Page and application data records
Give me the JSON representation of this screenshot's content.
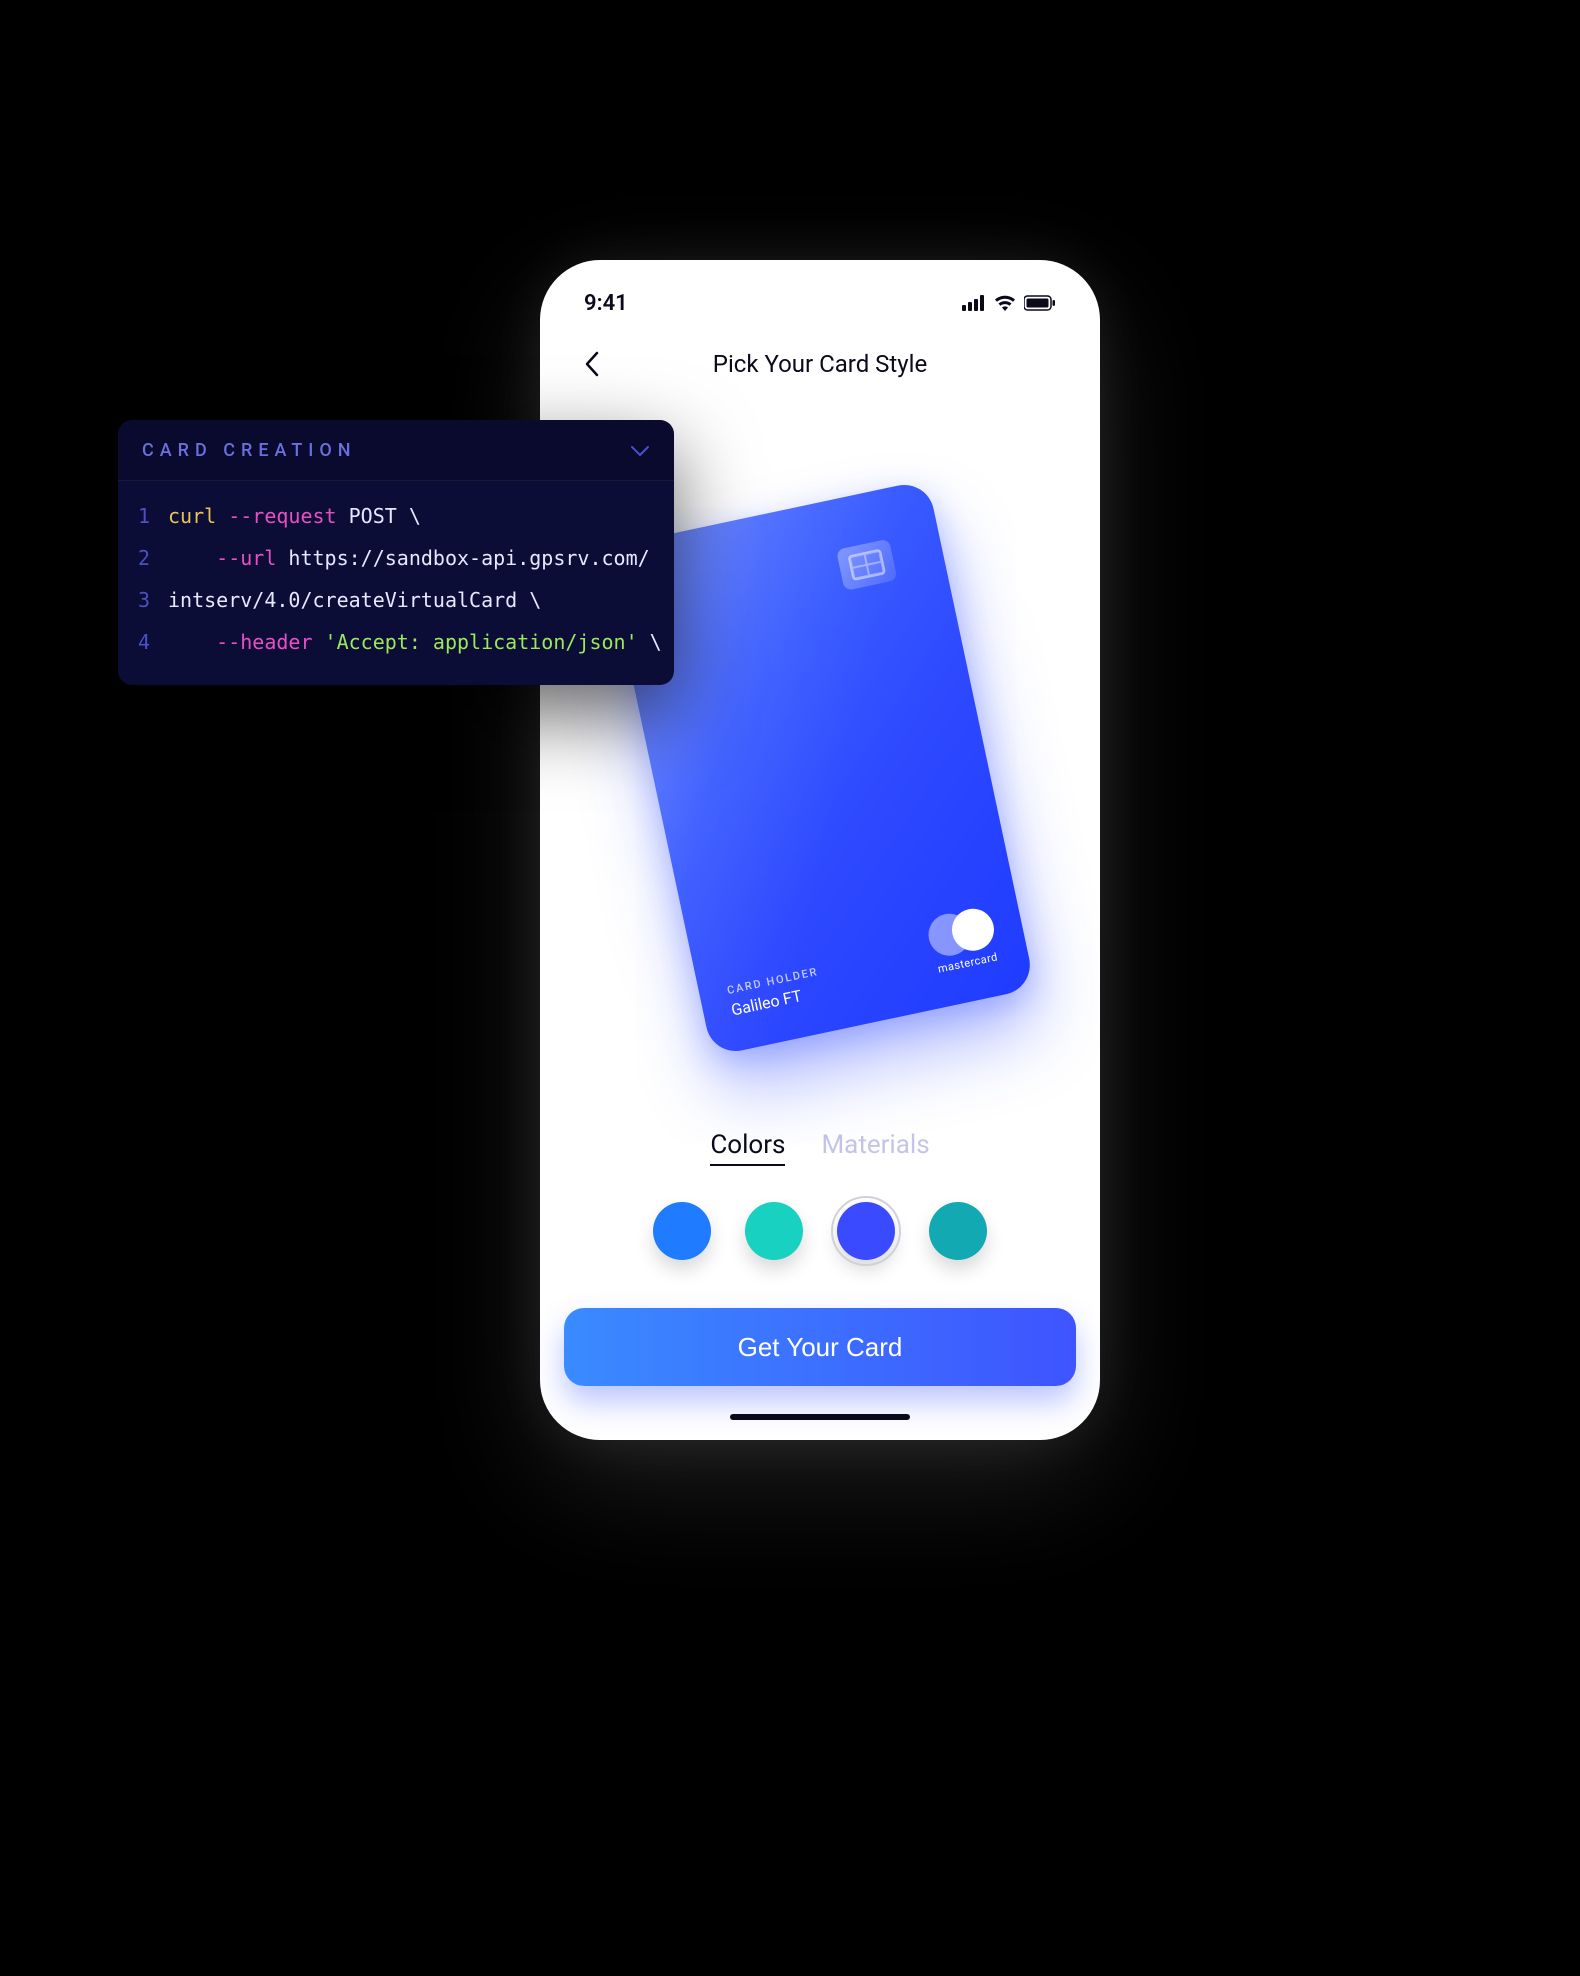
{
  "status": {
    "time": "9:41"
  },
  "nav": {
    "title": "Pick Your Card Style"
  },
  "card": {
    "holder_label": "CARD HOLDER",
    "holder_name": "Galileo FT",
    "network": "mastercard"
  },
  "tabs": {
    "colors": "Colors",
    "materials": "Materials",
    "active": "colors"
  },
  "swatches": [
    {
      "color": "#1f7bff",
      "selected": false
    },
    {
      "color": "#19d1c1",
      "selected": false
    },
    {
      "color": "#3a4bff",
      "selected": true
    },
    {
      "color": "#12a9b3",
      "selected": false
    }
  ],
  "cta_label": "Get Your Card",
  "code_panel": {
    "title": "CARD CREATION",
    "lines": [
      {
        "n": "1",
        "tokens": [
          {
            "cls": "tok-yellow",
            "t": "curl "
          },
          {
            "cls": "tok-magenta",
            "t": "--request"
          },
          {
            "cls": "tok-white",
            "t": " POST \\"
          }
        ]
      },
      {
        "n": "2",
        "tokens": [
          {
            "cls": "tok-white",
            "t": "    "
          },
          {
            "cls": "tok-magenta",
            "t": "--url"
          },
          {
            "cls": "tok-white",
            "t": " https://sandbox-api.gpsrv.com/"
          }
        ]
      },
      {
        "n": "3",
        "tokens": [
          {
            "cls": "tok-white",
            "t": "intserv/4.0/createVirtualCard \\"
          }
        ]
      },
      {
        "n": "4",
        "tokens": [
          {
            "cls": "tok-white",
            "t": "    "
          },
          {
            "cls": "tok-magenta",
            "t": "--header"
          },
          {
            "cls": "tok-green",
            "t": " 'Accept: application/json'"
          },
          {
            "cls": "tok-white",
            "t": " \\"
          }
        ]
      }
    ]
  }
}
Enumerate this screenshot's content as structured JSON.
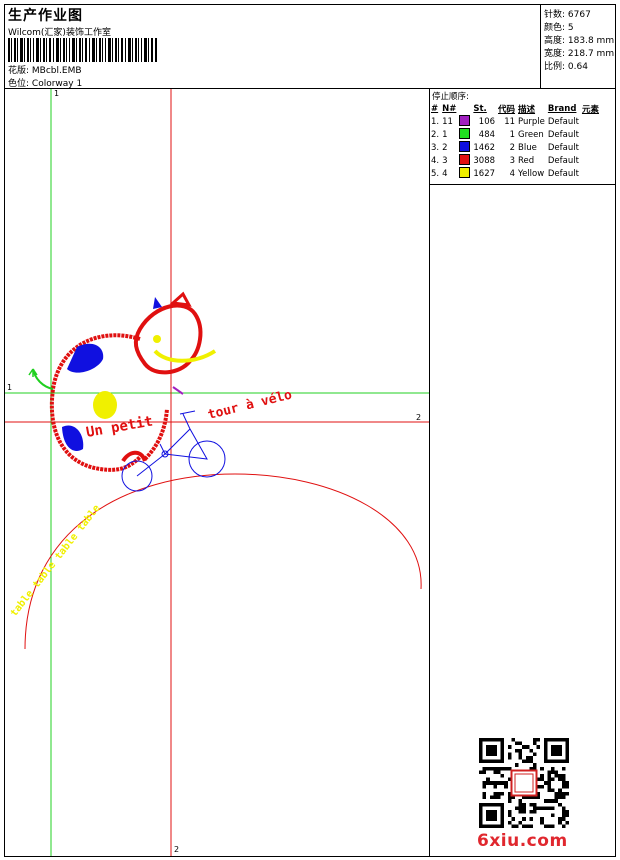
{
  "header": {
    "title": "生产作业图",
    "studio": "Wilcom(汇家)装饰工作室",
    "design": {
      "label": "花版:",
      "value": "MBcbl.EMB"
    },
    "colorway": {
      "label": "色位:",
      "value": "Colorway 1"
    }
  },
  "stats": [
    {
      "label": "针数:",
      "value": "6767"
    },
    {
      "label": "颜色:",
      "value": "5"
    },
    {
      "label": "高度:",
      "value": "183.8 mm"
    },
    {
      "label": "宽度:",
      "value": "218.7 mm"
    },
    {
      "label": "比例:",
      "value": "0.64"
    }
  ],
  "legend": {
    "title": "停止顺序:",
    "columns": [
      "#",
      "N#",
      "St.",
      "代码",
      "描述",
      "Brand",
      "元素"
    ],
    "rows": [
      {
        "idx": "1.",
        "n": "11",
        "color": "#a020c0",
        "st": "106",
        "code": "11",
        "desc": "Purple",
        "brand": "Default"
      },
      {
        "idx": "2.",
        "n": "1",
        "color": "#20e020",
        "st": "484",
        "code": "1",
        "desc": "Green",
        "brand": "Default"
      },
      {
        "idx": "3.",
        "n": "2",
        "color": "#1010e0",
        "st": "1462",
        "code": "2",
        "desc": "Blue",
        "brand": "Default"
      },
      {
        "idx": "4.",
        "n": "3",
        "color": "#e01010",
        "st": "3088",
        "code": "3",
        "desc": "Red",
        "brand": "Default"
      },
      {
        "idx": "5.",
        "n": "4",
        "color": "#f0f000",
        "st": "1627",
        "code": "4",
        "desc": "Yellow",
        "brand": "Default"
      }
    ]
  },
  "guides": {
    "green_v": "1",
    "green_h": "1",
    "red_h": "2",
    "red_v": "2"
  },
  "artwork": {
    "text_red_1": "Un petit",
    "text_red_2": "tour à vélo",
    "text_yellow": "table table table table",
    "colors": {
      "red": "#e01010",
      "blue": "#1010e0",
      "yellow": "#f0f000",
      "green": "#20e020",
      "purple": "#a020c0"
    }
  },
  "watermark": "6xiu.com"
}
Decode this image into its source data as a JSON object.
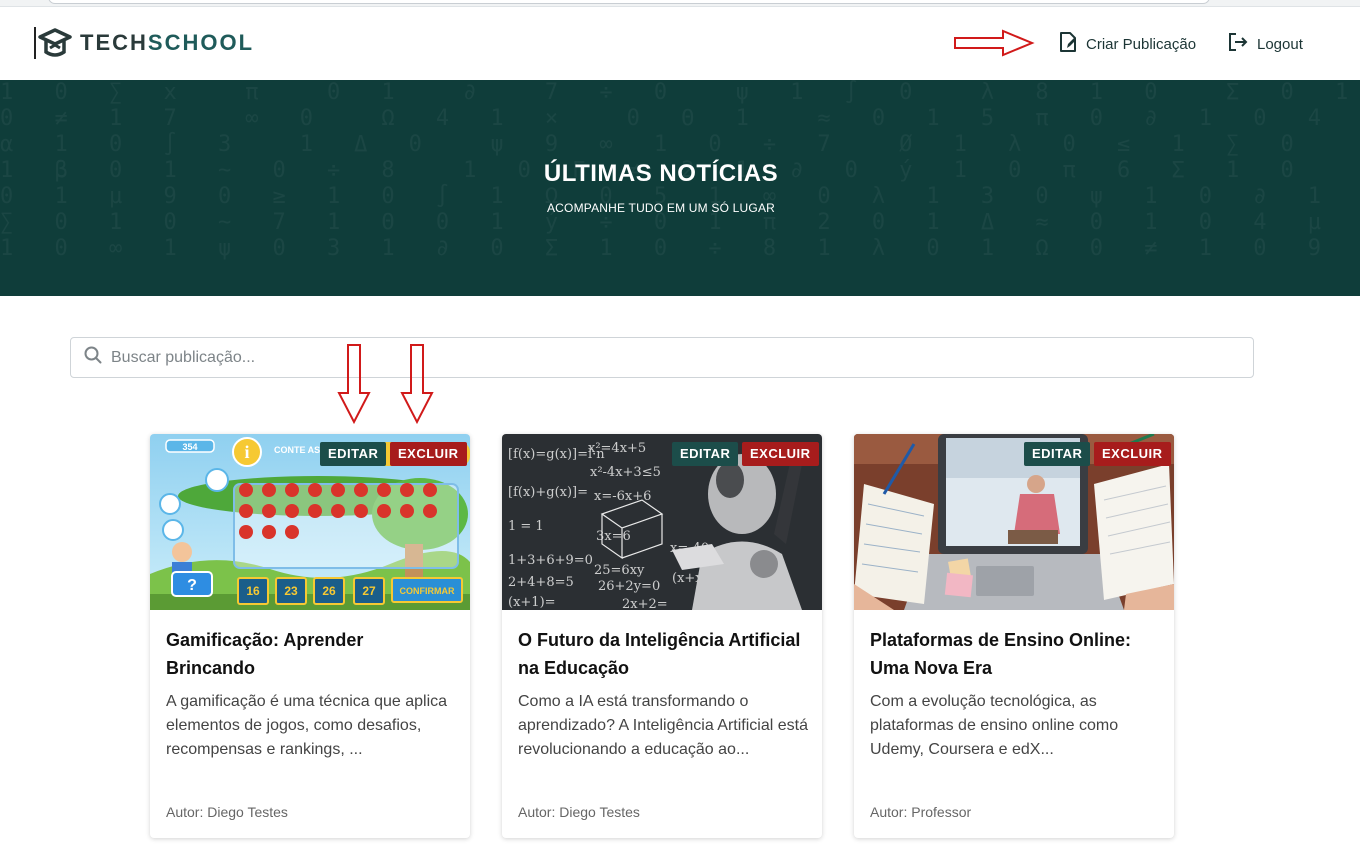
{
  "header": {
    "logo_part1": "TECH",
    "logo_part2": "SCHOOL",
    "create_label": "Criar Publicação",
    "logout_label": "Logout"
  },
  "hero": {
    "title": "ÚLTIMAS NOTÍCIAS",
    "subtitle": "ACOMPANHE TUDO EM UM SÓ LUGAR"
  },
  "search": {
    "placeholder": "Buscar publicação...",
    "value": ""
  },
  "cards": [
    {
      "title": "Gamificação: Aprender Brincando",
      "description": "A gamificação é uma técnica que aplica elementos de jogos, como desafios, recompensas e rankings, ...",
      "author": "Autor: Diego Testes",
      "edit_label": "EDITAR",
      "delete_label": "EXCLUIR",
      "image_text": [
        "354",
        "CONTE AS",
        "16",
        "23",
        "26",
        "27",
        "CONFIRMAR",
        "?"
      ]
    },
    {
      "title": "O Futuro da Inteligência Artificial na Educação",
      "description": "Como a IA está transformando o aprendizado? A Inteligência Artificial está revolucionando a educação ao...",
      "author": "Autor: Diego Testes",
      "edit_label": "EDITAR",
      "delete_label": "EXCLUIR"
    },
    {
      "title": "Plataformas de Ensino Online: Uma Nova Era",
      "description": "Com a evolução tecnológica, as plataformas de ensino online como Udemy, Coursera e edX...",
      "author": "Autor: Professor",
      "edit_label": "EDITAR",
      "delete_label": "EXCLUIR"
    }
  ],
  "colors": {
    "brand_dark": "#0f3d3a",
    "edit_badge": "#1c4d4a",
    "delete_badge": "#a71c1c",
    "annotation_arrow": "#d11a1a"
  },
  "icons": [
    "graduation-cap-icon",
    "edit-document-icon",
    "logout-icon",
    "search-icon"
  ]
}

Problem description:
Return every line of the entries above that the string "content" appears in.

Exercise solution:
Give me the JSON representation of this screenshot's content.
Enumerate this screenshot's content as structured JSON.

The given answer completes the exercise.